Records from a data collection
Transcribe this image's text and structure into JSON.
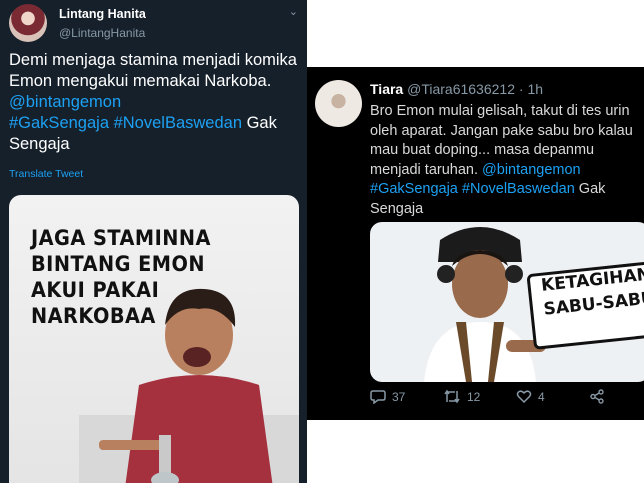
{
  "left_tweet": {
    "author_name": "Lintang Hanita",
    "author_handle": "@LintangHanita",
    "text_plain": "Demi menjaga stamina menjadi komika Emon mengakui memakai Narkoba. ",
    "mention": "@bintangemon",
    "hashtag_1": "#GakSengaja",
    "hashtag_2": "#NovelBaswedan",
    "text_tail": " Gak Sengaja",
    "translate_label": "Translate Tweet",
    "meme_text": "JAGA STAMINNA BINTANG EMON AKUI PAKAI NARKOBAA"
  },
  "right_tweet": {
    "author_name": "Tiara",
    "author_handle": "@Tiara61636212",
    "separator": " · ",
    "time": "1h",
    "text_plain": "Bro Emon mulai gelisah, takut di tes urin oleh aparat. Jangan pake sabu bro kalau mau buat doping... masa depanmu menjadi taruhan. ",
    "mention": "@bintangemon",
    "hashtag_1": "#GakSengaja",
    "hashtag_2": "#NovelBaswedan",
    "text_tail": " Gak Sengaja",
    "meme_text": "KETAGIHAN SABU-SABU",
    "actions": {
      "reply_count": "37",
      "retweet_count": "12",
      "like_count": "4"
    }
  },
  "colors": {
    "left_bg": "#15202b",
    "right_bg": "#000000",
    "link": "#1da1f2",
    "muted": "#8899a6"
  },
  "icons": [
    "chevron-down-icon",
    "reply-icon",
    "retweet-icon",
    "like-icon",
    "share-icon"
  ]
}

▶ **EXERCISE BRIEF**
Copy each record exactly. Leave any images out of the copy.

▶ **RESULT OF THE EXERCISE**
Transcribe this image's text and structure into JSON.
{
  "left_tweet": {
    "author_name": "Lintang Hanita",
    "author_handle": "@LintangHanita",
    "text_plain": "Demi menjaga stamina menjadi komika Emon mengakui memakai Narkoba. ",
    "mention": "@bintangemon",
    "hashtag_1": "#GakSengaja",
    "hashtag_2": "#NovelBaswedan",
    "text_tail": " Gak Sengaja",
    "translate_label": "Translate Tweet",
    "meme_text": "JAGA STAMINNA BINTANG EMON AKUI PAKAI NARKOBAA"
  },
  "right_tweet": {
    "author_name": "Tiara",
    "author_handle": "@Tiara61636212",
    "separator": " · ",
    "time": "1h",
    "text_plain": "Bro Emon mulai gelisah, takut di tes urin oleh aparat. Jangan pake sabu bro kalau mau buat doping... masa depanmu menjadi taruhan. ",
    "mention": "@bintangemon",
    "hashtag_1": "#GakSengaja",
    "hashtag_2": "#NovelBaswedan",
    "text_tail": " Gak Sengaja",
    "meme_text": "KETAGIHAN SABU-SABU",
    "actions": {
      "reply_count": "37",
      "retweet_count": "12",
      "like_count": "4"
    }
  },
  "colors": {
    "left_bg": "#15202b",
    "right_bg": "#000000",
    "link": "#1da1f2",
    "muted": "#8899a6"
  },
  "icons": [
    "chevron-down-icon",
    "reply-icon",
    "retweet-icon",
    "like-icon",
    "share-icon"
  ]
}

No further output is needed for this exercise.